**Exercise:**
If a record contains an image, leave the image out and repeat everything else exactly.

**Data records:**

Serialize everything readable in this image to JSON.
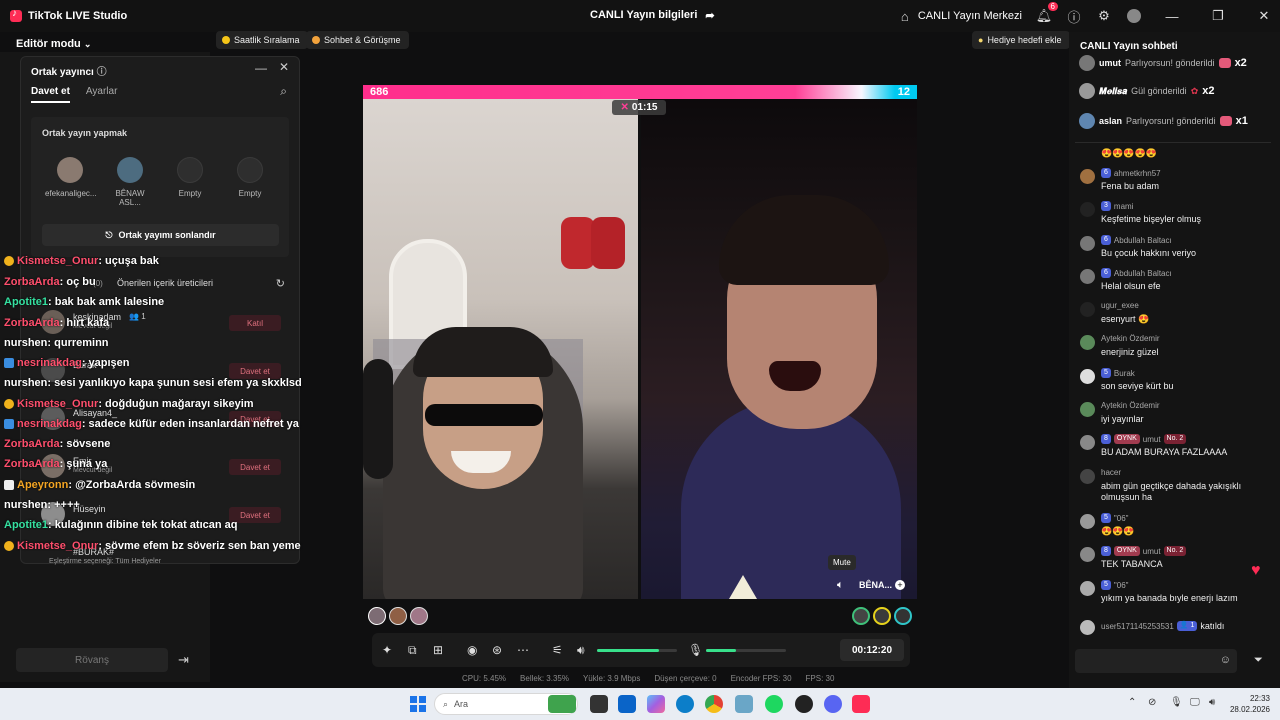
{
  "app": {
    "name": "TikTok LIVE Studio"
  },
  "titlebar": {
    "center_title": "CANLI Yayın bilgileri",
    "center_icon": "share-icon",
    "live_center_label": "CANLI Yayın Merkezi",
    "notification_count": "6"
  },
  "toolbar": {
    "editor_mode": "Editör modu",
    "pill_hourly": "Saatlik Sıralama",
    "pill_chat": "Sohbet & Görüşme",
    "gift_goal": "Hediye hedefi ekle"
  },
  "copublisher": {
    "title": "Ortak yayıncı",
    "tab_invite": "Davet et",
    "tab_settings": "Ayarlar",
    "section_title": "Ortak yayın yapmak",
    "slots": [
      "efekanaligec...",
      "BÊNAW ASL...",
      "Empty",
      "Empty"
    ],
    "end_button": "Ortak yayımı sonlandır",
    "suggested_label": "Önerilen içerik üreticileri",
    "suggested_count": "0",
    "invitees": [
      {
        "name": "keskinadam",
        "sub": "Mevcut değil",
        "badge": "1",
        "button": "Katıl"
      },
      {
        "name": "Burak",
        "sub": "",
        "button": "Davet et"
      },
      {
        "name": "Alisayan4_",
        "sub": "",
        "button": "Davet et"
      },
      {
        "name": "Emir",
        "sub": "Mevcut değil",
        "button": "Davet et"
      },
      {
        "name": "Hüseyin",
        "sub": "",
        "button": "Davet et"
      },
      {
        "name": "#BURAK#",
        "sub": "",
        "button": ""
      }
    ],
    "footer_hint": "Eşleştirme seçeneği: Tüm Hediyeler",
    "rematch_button": "Rövanş"
  },
  "overlay_chat": [
    {
      "user": "Kismetse_Onur",
      "text": ": uçuşa bak",
      "color": "#ff4f6d",
      "badge": "warn"
    },
    {
      "user": "ZorbaArda",
      "text": ": oç bu",
      "color": "#ff4f6d",
      "badge": ""
    },
    {
      "user": "Apotite1",
      "text": ": bak bak amk lalesine",
      "color": "#35e0a0",
      "badge": ""
    },
    {
      "user": "ZorbaArda",
      "text": ": hırt kafa",
      "color": "#ff4f6d",
      "badge": ""
    },
    {
      "user": "nurshen",
      "text": ": qurreminn",
      "color": "#ffffff",
      "badge": ""
    },
    {
      "user": "nesrinakdag",
      "text": ": yapışen",
      "color": "#ff4f6d",
      "badge": "blue"
    },
    {
      "user": "nurshen",
      "text": ": sesi yanlıkıyo kapa şunun sesi efem ya skxklsd",
      "color": "#ffffff",
      "badge": ""
    },
    {
      "user": "Kismetse_Onur",
      "text": ": doğduğun mağarayı sikeyim",
      "color": "#ff4f6d",
      "badge": "warn"
    },
    {
      "user": "nesrinakdag",
      "text": ": sadece küfür eden insanlardan nefret ya",
      "color": "#ff4f6d",
      "badge": "blue"
    },
    {
      "user": "ZorbaArda",
      "text": ": sövsene",
      "color": "#ff4f6d",
      "badge": ""
    },
    {
      "user": "ZorbaArda",
      "text": ": şuna ya",
      "color": "#ff4f6d",
      "badge": ""
    },
    {
      "user": "Apeyronn",
      "text": ": @ZorbaArda sövmesin",
      "color": "#f5a623",
      "badge": "white"
    },
    {
      "user": "nurshen",
      "text": ": ++++",
      "color": "#ffffff",
      "badge": ""
    },
    {
      "user": "Apotite1",
      "text": ": kulağının dibine tek tokat atıcan aq",
      "color": "#35e0a0",
      "badge": ""
    },
    {
      "user": "Kismetse_Onur",
      "text": ": sövme efem bz söveriz sen ban yeme",
      "color": "#ff4f6d",
      "badge": "warn"
    }
  ],
  "battle": {
    "score_left": "686",
    "score_right": "12",
    "timer": "01:15",
    "mute_tooltip": "Mute",
    "guest_name": "BÊNA..."
  },
  "controls": {
    "volume_level": 0.78,
    "mic_level": 0.38,
    "live_time": "00:12:20"
  },
  "stats": {
    "cpu": "CPU: 5.45%",
    "memory": "Bellek: 3.35%",
    "upload": "Yükle: 3.9 Mbps",
    "dropped": "Düşen çerçeve: 0",
    "encoder": "Encoder FPS: 30",
    "fps": "FPS: 30"
  },
  "right_chat": {
    "title": "CANLI Yayın sohbeti",
    "gifts": [
      {
        "user": "umut",
        "action": "Parlıyorsun! gönderildi",
        "mult": "x2"
      },
      {
        "user": "𝑴𝒆𝒍𝒊𝒔𝒂",
        "action": "Gül gönderildi",
        "mult": "x2"
      },
      {
        "user": "aslan",
        "action": "Parlıyorsun! gönderildi",
        "mult": "x1"
      }
    ],
    "messages": [
      {
        "user": "",
        "level": "",
        "text": "😍😍😍😍😍"
      },
      {
        "user": "ahmetkrhn57",
        "level": "6",
        "text": "Fena bu adam"
      },
      {
        "user": "mami",
        "level": "3",
        "text": "Keşfetime bişeyler olmuş"
      },
      {
        "user": "Abdullah Baltacı",
        "level": "6",
        "text": "Bu çocuk hakkını veriyo"
      },
      {
        "user": "Abdullah Baltacı",
        "level": "6",
        "text": "Helal olsun efe"
      },
      {
        "user": "ugur_exee",
        "level": "",
        "text": "esenyurt 😍"
      },
      {
        "user": "Aytekin Özdemir",
        "level": "",
        "text": "enerjiniz güzel"
      },
      {
        "user": "Burak",
        "level": "5",
        "text": "son seviye kürt bu"
      },
      {
        "user": "Aytekin Özdemir",
        "level": "",
        "text": "iyi yayınlar"
      },
      {
        "user": "umut",
        "level": "8",
        "fan": "OYNK",
        "rank": "No. 2",
        "text": "BU ADAM BURAYA FAZLAAAA"
      },
      {
        "user": "hacer",
        "level": "",
        "text": "abim gün geçtikçe dahada yakışıklı olmuşsun ha"
      },
      {
        "user": "\"06\"",
        "level": "5",
        "text": "😍😍😍"
      },
      {
        "user": "umut",
        "level": "8",
        "fan": "OYNK",
        "rank": "No. 2",
        "text": "TEK TABANCA"
      },
      {
        "user": "\"06\"",
        "level": "5",
        "text": "yıkım ya banada bıyle enerjı lazım"
      }
    ],
    "join": {
      "user": "user5171145253531",
      "level": "1",
      "text": "katıldı"
    }
  },
  "taskbar": {
    "search_placeholder": "Ara",
    "time": "22:33",
    "date": "28.02.2026"
  },
  "colors": {
    "accent": "#fe2c55",
    "score_left": "#ff2e8c",
    "score_right": "#00c9f0",
    "progress": "#38e08b"
  }
}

**Written answer:**
Serialize everything readable in this image to JSON.
{
  "app": {
    "name": "TikTok LIVE Studio"
  },
  "titlebar": {
    "center_title": "CANLI Yayın bilgileri",
    "center_icon": "share-icon",
    "live_center_label": "CANLI Yayın Merkezi",
    "notification_count": "6"
  },
  "toolbar": {
    "editor_mode": "Editör modu",
    "pill_hourly": "Saatlik Sıralama",
    "pill_chat": "Sohbet & Görüşme",
    "gift_goal": "Hediye hedefi ekle"
  },
  "copublisher": {
    "title": "Ortak yayıncı",
    "tab_invite": "Davet et",
    "tab_settings": "Ayarlar",
    "section_title": "Ortak yayın yapmak",
    "slots": [
      "efekanaligec...",
      "BÊNAW ASL...",
      "Empty",
      "Empty"
    ],
    "end_button": "Ortak yayımı sonlandır",
    "suggested_label": "Önerilen içerik üreticileri",
    "suggested_count": "0",
    "invitees": [
      {
        "name": "keskinadam",
        "sub": "Mevcut değil",
        "badge": "1",
        "button": "Katıl"
      },
      {
        "name": "Burak",
        "sub": "",
        "button": "Davet et"
      },
      {
        "name": "Alisayan4_",
        "sub": "",
        "button": "Davet et"
      },
      {
        "name": "Emir",
        "sub": "Mevcut değil",
        "button": "Davet et"
      },
      {
        "name": "Hüseyin",
        "sub": "",
        "button": "Davet et"
      },
      {
        "name": "#BURAK#",
        "sub": "",
        "button": ""
      }
    ],
    "footer_hint": "Eşleştirme seçeneği: Tüm Hediyeler",
    "rematch_button": "Rövanş"
  },
  "overlay_chat": [
    {
      "user": "Kismetse_Onur",
      "text": ": uçuşa bak",
      "color": "#ff4f6d",
      "badge": "warn"
    },
    {
      "user": "ZorbaArda",
      "text": ": oç bu",
      "color": "#ff4f6d",
      "badge": ""
    },
    {
      "user": "Apotite1",
      "text": ": bak bak amk lalesine",
      "color": "#35e0a0",
      "badge": ""
    },
    {
      "user": "ZorbaArda",
      "text": ": hırt kafa",
      "color": "#ff4f6d",
      "badge": ""
    },
    {
      "user": "nurshen",
      "text": ": qurreminn",
      "color": "#ffffff",
      "badge": ""
    },
    {
      "user": "nesrinakdag",
      "text": ": yapışen",
      "color": "#ff4f6d",
      "badge": "blue"
    },
    {
      "user": "nurshen",
      "text": ": sesi yanlıkıyo kapa şunun sesi efem ya skxklsd",
      "color": "#ffffff",
      "badge": ""
    },
    {
      "user": "Kismetse_Onur",
      "text": ": doğduğun mağarayı sikeyim",
      "color": "#ff4f6d",
      "badge": "warn"
    },
    {
      "user": "nesrinakdag",
      "text": ": sadece küfür eden insanlardan nefret ya",
      "color": "#ff4f6d",
      "badge": "blue"
    },
    {
      "user": "ZorbaArda",
      "text": ": sövsene",
      "color": "#ff4f6d",
      "badge": ""
    },
    {
      "user": "ZorbaArda",
      "text": ": şuna ya",
      "color": "#ff4f6d",
      "badge": ""
    },
    {
      "user": "Apeyronn",
      "text": ": @ZorbaArda sövmesin",
      "color": "#f5a623",
      "badge": "white"
    },
    {
      "user": "nurshen",
      "text": ": ++++",
      "color": "#ffffff",
      "badge": ""
    },
    {
      "user": "Apotite1",
      "text": ": kulağının dibine tek tokat atıcan aq",
      "color": "#35e0a0",
      "badge": ""
    },
    {
      "user": "Kismetse_Onur",
      "text": ": sövme efem bz söveriz sen ban yeme",
      "color": "#ff4f6d",
      "badge": "warn"
    }
  ],
  "battle": {
    "score_left": "686",
    "score_right": "12",
    "timer": "01:15",
    "mute_tooltip": "Mute",
    "guest_name": "BÊNA..."
  },
  "controls": {
    "volume_level": 0.78,
    "mic_level": 0.38,
    "live_time": "00:12:20"
  },
  "stats": {
    "cpu": "CPU: 5.45%",
    "memory": "Bellek: 3.35%",
    "upload": "Yükle: 3.9 Mbps",
    "dropped": "Düşen çerçeve: 0",
    "encoder": "Encoder FPS: 30",
    "fps": "FPS: 30"
  },
  "right_chat": {
    "title": "CANLI Yayın sohbeti",
    "gifts": [
      {
        "user": "umut",
        "action": "Parlıyorsun! gönderildi",
        "mult": "x2"
      },
      {
        "user": "𝑴𝒆𝒍𝒊𝒔𝒂",
        "action": "Gül gönderildi",
        "mult": "x2"
      },
      {
        "user": "aslan",
        "action": "Parlıyorsun! gönderildi",
        "mult": "x1"
      }
    ],
    "messages": [
      {
        "user": "",
        "level": "",
        "text": "😍😍😍😍😍"
      },
      {
        "user": "ahmetkrhn57",
        "level": "6",
        "text": "Fena bu adam"
      },
      {
        "user": "mami",
        "level": "3",
        "text": "Keşfetime bişeyler olmuş"
      },
      {
        "user": "Abdullah Baltacı",
        "level": "6",
        "text": "Bu çocuk hakkını veriyo"
      },
      {
        "user": "Abdullah Baltacı",
        "level": "6",
        "text": "Helal olsun efe"
      },
      {
        "user": "ugur_exee",
        "level": "",
        "text": "esenyurt 😍"
      },
      {
        "user": "Aytekin Özdemir",
        "level": "",
        "text": "enerjiniz güzel"
      },
      {
        "user": "Burak",
        "level": "5",
        "text": "son seviye kürt bu"
      },
      {
        "user": "Aytekin Özdemir",
        "level": "",
        "text": "iyi yayınlar"
      },
      {
        "user": "umut",
        "level": "8",
        "fan": "OYNK",
        "rank": "No. 2",
        "text": "BU ADAM BURAYA FAZLAAAA"
      },
      {
        "user": "hacer",
        "level": "",
        "text": "abim gün geçtikçe dahada yakışıklı olmuşsun ha"
      },
      {
        "user": "\"06\"",
        "level": "5",
        "text": "😍😍😍"
      },
      {
        "user": "umut",
        "level": "8",
        "fan": "OYNK",
        "rank": "No. 2",
        "text": "TEK TABANCA"
      },
      {
        "user": "\"06\"",
        "level": "5",
        "text": "yıkım ya banada bıyle enerjı lazım"
      }
    ],
    "join": {
      "user": "user5171145253531",
      "level": "1",
      "text": "katıldı"
    }
  },
  "taskbar": {
    "search_placeholder": "Ara",
    "time": "22:33",
    "date": "28.02.2026"
  },
  "colors": {
    "accent": "#fe2c55",
    "score_left": "#ff2e8c",
    "score_right": "#00c9f0",
    "progress": "#38e08b"
  }
}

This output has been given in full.